About A Boy / About A Girl

Parents of young children often talk about the differences they notice between boys and girls. We hear about the debate over whether these differences are due more because of nature (brain wiring, hormonal differences) or nurture (the way we treat boys and girls differently, the different expectations we have for boys and girls). It is safe to say that the differences we often notice are the result of both nature and nurture. It is also important to remember that even as we sometimes generalize about what boys and girls are like, there are so many factors other than gender that influence who an individual is. We can not assume any one trait will be present in a child simply because that child is a boy or girl; nor can we decide that a trait is apparent in a child solely because of the child’s gender.

Our consumer culture has been greatly influenced by the divergent categories of pink and blue – think of the toy aisles of a store or the clothing sections designed for each gender. The early childhood staff of Hopkins Public Schools wanted to share some ideas for parents trying to broaden their child’s view of what it means to be a boy or girl.

About the Environment
Parents will find that their children gravitate to one sort of toy over another as years go by. Try to move away from assuming that toy is being chosen solely because of the gender of the child. Be sure to continue to create play areas with many different sorts of toys. We may be led to believe that because a child is playing with just one sort of toy, that is the only toy he will enjoy – and then we feed this temporary interest with more and more of the same sort of toy. Instead, provide a play environment with lots of different playthings: dress up clothes, dolls and stuffed animals, cars and trucks and trains, puzzles and books, and art supplies for both boys and girls. They will know that whatever they choose to play with is acceptable to you. Don’t be too concerned about a child who really is interested in just one sort of toy or game for a long period of time, it can be healthy and helpful for a toddler to have a predictable plaything. As your child is ready to move on to something more, he will know that anything he chooses to play with is able to provide entertainment.

While working together to run your household, try not to let the tasks and errands and chores you do be the same week to week. Allow your partner the chance to take on tasks you might just be doing out of habit. Often we fall into certain tasks because they are practical approaches to running the household.  These habits can give the impression to children that tasks can only be completed by one parent. Don’t feel like you have to make your daily life more difficult by taking on tasks that don’t make sense; but when an opportunity does arise for a parent to take on a task that the other parent often fulfills, then make the switch. Your child will see that anyone can wash the dishes or shovel the walkway or vacuum the carpets or change a diaper.

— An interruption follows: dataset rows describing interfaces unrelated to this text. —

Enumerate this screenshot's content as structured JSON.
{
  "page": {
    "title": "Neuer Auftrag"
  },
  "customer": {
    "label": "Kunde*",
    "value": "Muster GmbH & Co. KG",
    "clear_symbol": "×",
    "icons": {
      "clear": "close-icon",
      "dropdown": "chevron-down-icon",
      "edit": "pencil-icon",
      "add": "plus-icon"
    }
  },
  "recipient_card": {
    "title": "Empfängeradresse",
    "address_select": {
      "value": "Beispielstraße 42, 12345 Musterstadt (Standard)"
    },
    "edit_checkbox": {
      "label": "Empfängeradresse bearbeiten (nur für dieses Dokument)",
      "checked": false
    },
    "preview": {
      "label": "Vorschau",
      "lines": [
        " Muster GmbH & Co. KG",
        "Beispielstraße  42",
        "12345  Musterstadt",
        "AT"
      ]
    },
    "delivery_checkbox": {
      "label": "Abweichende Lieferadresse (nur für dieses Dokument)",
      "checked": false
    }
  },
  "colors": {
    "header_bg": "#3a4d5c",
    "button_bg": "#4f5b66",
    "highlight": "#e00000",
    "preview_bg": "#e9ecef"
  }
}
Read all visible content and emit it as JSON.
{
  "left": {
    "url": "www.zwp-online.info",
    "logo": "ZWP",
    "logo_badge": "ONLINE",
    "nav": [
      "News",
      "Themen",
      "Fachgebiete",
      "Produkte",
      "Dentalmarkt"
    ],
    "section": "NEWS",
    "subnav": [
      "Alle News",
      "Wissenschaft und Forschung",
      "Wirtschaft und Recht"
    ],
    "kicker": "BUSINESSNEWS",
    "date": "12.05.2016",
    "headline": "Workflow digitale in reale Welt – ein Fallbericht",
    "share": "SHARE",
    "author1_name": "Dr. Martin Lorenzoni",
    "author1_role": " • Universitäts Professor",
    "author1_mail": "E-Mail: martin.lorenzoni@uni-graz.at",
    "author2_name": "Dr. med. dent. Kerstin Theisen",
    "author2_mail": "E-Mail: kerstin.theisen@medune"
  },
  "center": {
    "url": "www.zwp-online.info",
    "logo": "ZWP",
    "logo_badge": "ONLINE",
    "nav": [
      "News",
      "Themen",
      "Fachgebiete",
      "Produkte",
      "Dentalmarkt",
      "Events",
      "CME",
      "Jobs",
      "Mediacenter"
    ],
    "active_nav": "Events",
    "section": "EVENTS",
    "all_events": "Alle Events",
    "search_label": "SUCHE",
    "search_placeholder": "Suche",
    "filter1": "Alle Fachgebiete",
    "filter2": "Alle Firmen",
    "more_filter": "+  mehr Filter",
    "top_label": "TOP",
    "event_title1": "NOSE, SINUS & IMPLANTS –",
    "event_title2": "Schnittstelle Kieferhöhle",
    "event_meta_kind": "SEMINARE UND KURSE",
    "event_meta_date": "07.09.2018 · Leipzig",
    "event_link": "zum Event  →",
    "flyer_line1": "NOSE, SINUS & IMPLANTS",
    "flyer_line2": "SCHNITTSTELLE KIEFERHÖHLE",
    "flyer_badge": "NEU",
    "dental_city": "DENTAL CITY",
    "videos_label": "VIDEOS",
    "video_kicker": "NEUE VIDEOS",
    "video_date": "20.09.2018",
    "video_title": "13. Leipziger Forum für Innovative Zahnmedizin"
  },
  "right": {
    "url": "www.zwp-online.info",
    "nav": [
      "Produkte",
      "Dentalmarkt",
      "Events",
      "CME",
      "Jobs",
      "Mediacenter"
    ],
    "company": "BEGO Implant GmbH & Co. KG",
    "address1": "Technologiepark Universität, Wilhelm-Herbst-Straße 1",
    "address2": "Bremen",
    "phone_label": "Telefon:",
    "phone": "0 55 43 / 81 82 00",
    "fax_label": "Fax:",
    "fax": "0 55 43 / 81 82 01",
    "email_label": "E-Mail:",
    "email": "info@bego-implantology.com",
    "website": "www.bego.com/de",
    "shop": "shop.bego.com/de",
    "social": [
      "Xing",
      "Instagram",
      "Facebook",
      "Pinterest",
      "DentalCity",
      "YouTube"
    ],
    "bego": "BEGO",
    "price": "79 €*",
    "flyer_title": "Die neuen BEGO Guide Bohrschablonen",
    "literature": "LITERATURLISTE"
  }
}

About A Boy
Research has shown that even when our boys are babies, we tend to speak less, hold and cuddle them less, and have less eye contact with them than we do girls. By the time they are toddlers we tend to feel uncomfortable with boys doing things that are stereotypically considered “girl”, for example: dressing up or playing kitchen. As you look at the way you interact with your son, find ways to assess whether you may be falling into these habits with your boy as well. We can work to raise strong and healthy boys, who will one day be nurturing and caring fathers, by providing the same sort of nurturing to them that we do for girls. Remember that your boy needs hugs and your undivided attention for some portion of your day. Allow him to stay on your lap, find a favorite doll or stuffed animal to care for, and be sure to talk to him throughout the day – and really listen when he talks back.

About A Girl
Research has shown that even when our girls are babies, we tend to “rescue” them from their frustration faster than we would for boys. We tend to comment on their appearance more than any other characteristic. When they are toddlers we are more often reminding them to be “nice” to others, and discouraging assertive behavior in favor of politeness. As you look at the way you interact with your daughter, find ways to asses whether you may be falling into these habits. We can raise strong and healthy daughters, who will one day be nurturing and caring mothers, by shifting some of the ways we interact with our girls. Don’t work to solve a problem your daughter is struggling with. Allow her to be frustrated and to work through the issue herself. Then congratulate her on her own creative thinking. Refrain from talking about how cute her outfit is, or making other comments about what she is wearing. Instead, focus on what she is doing or thinking. Teach your daughter ways to offer an opinion that may be counter to what others think. Encourage her to express herself, and work with her to find ways to tell others about what is on her mind. This will help her to move away from having to be “nice” and consider others’ feelings over her own.

About Ourselves
A parent’s words and actions are very influential to our children. They are looking to us to teach them how to act, and how to think about themselves and the world around them. They learn best through imitation of those they love. Consider how your own actions and words show your child what it means to be a woman or man. Our modeling of respect for ourselves is a great gift to give our children.  Enjoy being the person you are, and show your children that your gender is just one part of what you celebrate about yourself.

Calming Stressed and Anxious Kids

Calming Stressed and Anxious Kids
Tuesday March 4, 6:30-8:00pm
Presenter: Denise Konen, Parent Educator

Would you like to understand why fears and anxiety can take over family or school interactions? When children are anxious they avoid situations, become perfectionists, and fight with those around them. In this parent-only class, learn practical strategies to help children manage their stress and anxiety for calmer days ahead!

For parents of children 2-6 years of age
Register online or by calling 952-988-5000, $10/adult; $15/household
Childcare provided with pre-registration, $5/child, Room 35

Harley Hopkins Family Center
Room 27
125 Monroe Avenue South
Hopkins, MN 55343